#### [TASK TO COMPLETE]
An exact copy of the data is required, with no pictures in it.

#### [EXERCISE MATERIALS]
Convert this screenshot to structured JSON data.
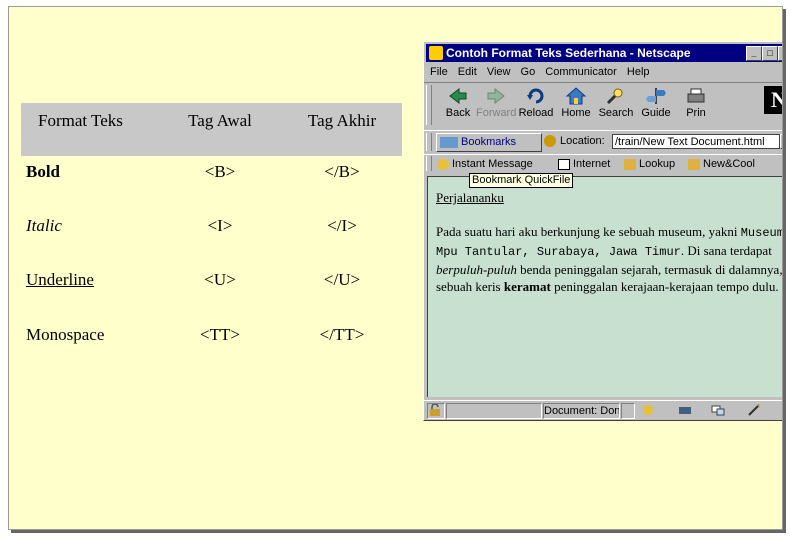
{
  "slide": {
    "headers": [
      "Format Teks",
      "Tag Awal",
      "Tag Akhir"
    ],
    "rows": [
      {
        "format": "Bold",
        "open": "<B>",
        "close": "</B>"
      },
      {
        "format": "Italic",
        "open": "<I>",
        "close": "</I>"
      },
      {
        "format": "Underline",
        "open": "<U>",
        "close": "</U>"
      },
      {
        "format": "Monospace",
        "open": "<TT>",
        "close": "</TT>"
      }
    ]
  },
  "window": {
    "title": "Contoh Format Teks Sederhana - Netscape",
    "menu": [
      "File",
      "Edit",
      "View",
      "Go",
      "Communicator",
      "Help"
    ],
    "nav": [
      "Back",
      "Forward",
      "Reload",
      "Home",
      "Search",
      "Guide",
      "Prin"
    ],
    "bookmarks_label": "Bookmarks",
    "location_label": "Location:",
    "location_value": "/train/New Text Document.html",
    "personal": [
      "Instant Message",
      "Internet",
      "Lookup",
      "New&Cool"
    ],
    "tooltip": "Bookmark QuickFile",
    "status": "Document: Done",
    "colors": {
      "titlebar": "#000080",
      "content_bg": "#c8e0d0",
      "slide_bg": "#ffffcc",
      "header_bg": "#c8c8c8"
    }
  },
  "page": {
    "heading": "Perjalananku",
    "p1": "Pada suatu hari aku berkunjung ke sebuah museum, yakni ",
    "p_mono": "Museum Mpu Tantular, Surabaya, Jawa Timur",
    "p2": ". Di sana terdapat ",
    "p_italic": "berpuluh-puluh",
    "p3": " benda peninggalan sejarah, termasuk di dalamnya, sebuah keris ",
    "p_bold": "keramat",
    "p4": " peninggalan kerajaan-kerajaan tempo dulu."
  }
}
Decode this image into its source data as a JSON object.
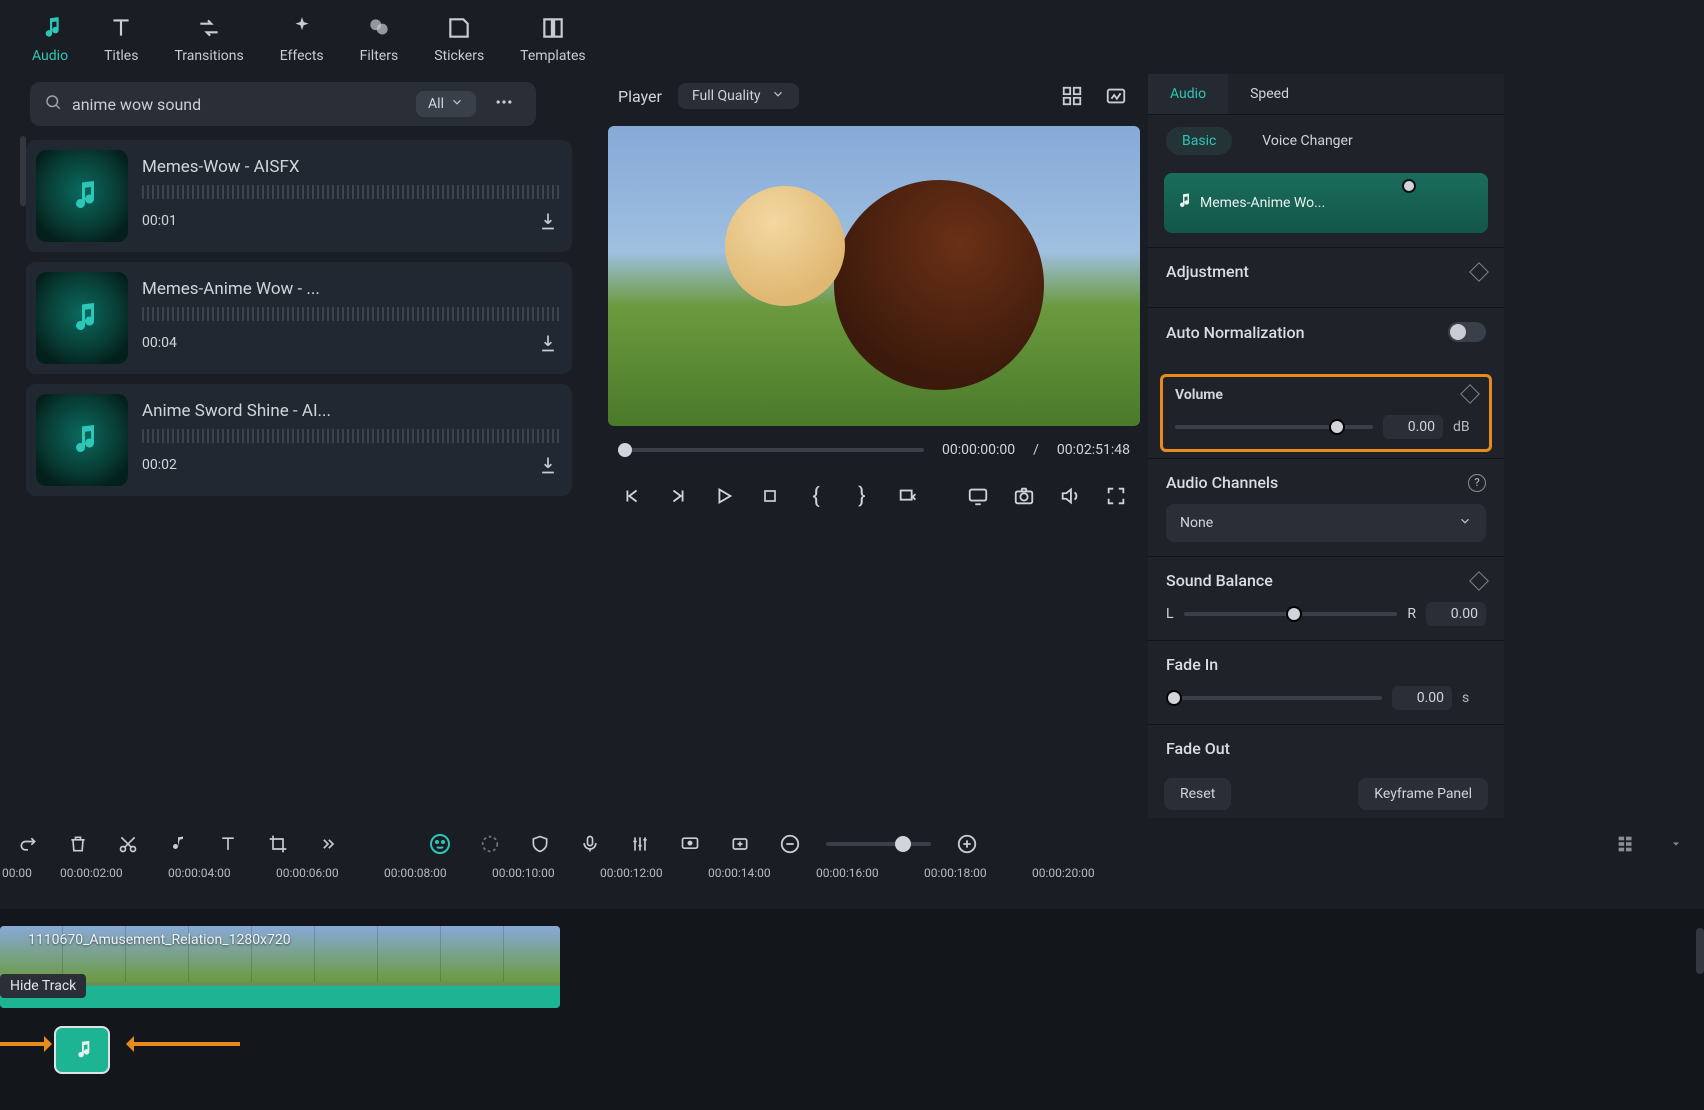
{
  "topnav": {
    "tabs": [
      {
        "id": "audio",
        "label": "Audio",
        "active": true
      },
      {
        "id": "titles",
        "label": "Titles"
      },
      {
        "id": "transitions",
        "label": "Transitions"
      },
      {
        "id": "effects",
        "label": "Effects"
      },
      {
        "id": "filters",
        "label": "Filters"
      },
      {
        "id": "stickers",
        "label": "Stickers"
      },
      {
        "id": "templates",
        "label": "Templates"
      }
    ]
  },
  "search": {
    "value": "anime wow sound",
    "filter": "All"
  },
  "audio_results": [
    {
      "title": "Memes-Wow - AISFX",
      "duration": "00:01"
    },
    {
      "title": "Memes-Anime Wow - ...",
      "duration": "00:04"
    },
    {
      "title": "Anime Sword Shine - AI...",
      "duration": "00:02"
    }
  ],
  "player": {
    "label": "Player",
    "quality": "Full Quality",
    "current": "00:00:00:00",
    "sep": "/",
    "total": "00:02:51:48"
  },
  "rtabs": {
    "audio": "Audio",
    "speed": "Speed"
  },
  "rsub": {
    "basic": "Basic",
    "voice": "Voice Changer"
  },
  "clip": {
    "name": "Memes-Anime Wo..."
  },
  "adjustment": {
    "title": "Adjustment"
  },
  "auto_norm": {
    "label": "Auto Normalization"
  },
  "volume": {
    "label": "Volume",
    "value": "0.00",
    "unit": "dB"
  },
  "channels": {
    "label": "Audio Channels",
    "value": "None"
  },
  "balance": {
    "label": "Sound Balance",
    "left": "L",
    "right": "R",
    "value": "0.00"
  },
  "fadein": {
    "label": "Fade In",
    "value": "0.00",
    "unit": "s"
  },
  "fadeout": {
    "label": "Fade Out"
  },
  "buttons": {
    "reset": "Reset",
    "keyframe": "Keyframe Panel"
  },
  "ruler": [
    "00:00",
    "00:00:02:00",
    "00:00:04:00",
    "00:00:06:00",
    "00:00:08:00",
    "00:00:10:00",
    "00:00:12:00",
    "00:00:14:00",
    "00:00:16:00",
    "00:00:18:00",
    "00:00:20:00"
  ],
  "videotrack": {
    "label": "1110670_Amusement_Relation_1280x720"
  },
  "hidebadge": "Hide Track"
}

#### [SOLUTION FOR THIS EXERCISE]
Convert this screenshot to structured JSON data.
{
  "slide": {
    "headers": [
      "Format Teks",
      "Tag Awal",
      "Tag Akhir"
    ],
    "rows": [
      {
        "format": "Bold",
        "open": "<B>",
        "close": "</B>"
      },
      {
        "format": "Italic",
        "open": "<I>",
        "close": "</I>"
      },
      {
        "format": "Underline",
        "open": "<U>",
        "close": "</U>"
      },
      {
        "format": "Monospace",
        "open": "<TT>",
        "close": "</TT>"
      }
    ]
  },
  "window": {
    "title": "Contoh Format Teks Sederhana - Netscape",
    "menu": [
      "File",
      "Edit",
      "View",
      "Go",
      "Communicator",
      "Help"
    ],
    "nav": [
      "Back",
      "Forward",
      "Reload",
      "Home",
      "Search",
      "Guide",
      "Prin"
    ],
    "bookmarks_label": "Bookmarks",
    "location_label": "Location:",
    "location_value": "/train/New Text Document.html",
    "personal": [
      "Instant Message",
      "Internet",
      "Lookup",
      "New&Cool"
    ],
    "tooltip": "Bookmark QuickFile",
    "status": "Document: Done",
    "colors": {
      "titlebar": "#000080",
      "content_bg": "#c8e0d0",
      "slide_bg": "#ffffcc",
      "header_bg": "#c8c8c8"
    }
  },
  "page": {
    "heading": "Perjalananku",
    "p1": "Pada suatu hari aku berkunjung ke sebuah museum, yakni ",
    "p_mono": "Museum Mpu Tantular, Surabaya, Jawa Timur",
    "p2": ". Di sana terdapat ",
    "p_italic": "berpuluh-puluh",
    "p3": " benda peninggalan sejarah, termasuk di dalamnya, sebuah keris ",
    "p_bold": "keramat",
    "p4": " peninggalan kerajaan-kerajaan tempo dulu."
  }
}
Decode this image into its source data as a JSON object.
{
  "topnav": {
    "tabs": [
      {
        "id": "audio",
        "label": "Audio",
        "active": true
      },
      {
        "id": "titles",
        "label": "Titles"
      },
      {
        "id": "transitions",
        "label": "Transitions"
      },
      {
        "id": "effects",
        "label": "Effects"
      },
      {
        "id": "filters",
        "label": "Filters"
      },
      {
        "id": "stickers",
        "label": "Stickers"
      },
      {
        "id": "templates",
        "label": "Templates"
      }
    ]
  },
  "search": {
    "value": "anime wow sound",
    "filter": "All"
  },
  "audio_results": [
    {
      "title": "Memes-Wow - AISFX",
      "duration": "00:01"
    },
    {
      "title": "Memes-Anime Wow - ...",
      "duration": "00:04"
    },
    {
      "title": "Anime Sword Shine - AI...",
      "duration": "00:02"
    }
  ],
  "player": {
    "label": "Player",
    "quality": "Full Quality",
    "current": "00:00:00:00",
    "sep": "/",
    "total": "00:02:51:48"
  },
  "rtabs": {
    "audio": "Audio",
    "speed": "Speed"
  },
  "rsub": {
    "basic": "Basic",
    "voice": "Voice Changer"
  },
  "clip": {
    "name": "Memes-Anime Wo..."
  },
  "adjustment": {
    "title": "Adjustment"
  },
  "auto_norm": {
    "label": "Auto Normalization"
  },
  "volume": {
    "label": "Volume",
    "value": "0.00",
    "unit": "dB"
  },
  "channels": {
    "label": "Audio Channels",
    "value": "None"
  },
  "balance": {
    "label": "Sound Balance",
    "left": "L",
    "right": "R",
    "value": "0.00"
  },
  "fadein": {
    "label": "Fade In",
    "value": "0.00",
    "unit": "s"
  },
  "fadeout": {
    "label": "Fade Out"
  },
  "buttons": {
    "reset": "Reset",
    "keyframe": "Keyframe Panel"
  },
  "ruler": [
    "00:00",
    "00:00:02:00",
    "00:00:04:00",
    "00:00:06:00",
    "00:00:08:00",
    "00:00:10:00",
    "00:00:12:00",
    "00:00:14:00",
    "00:00:16:00",
    "00:00:18:00",
    "00:00:20:00"
  ],
  "videotrack": {
    "label": "1110670_Amusement_Relation_1280x720"
  },
  "hidebadge": "Hide Track"
}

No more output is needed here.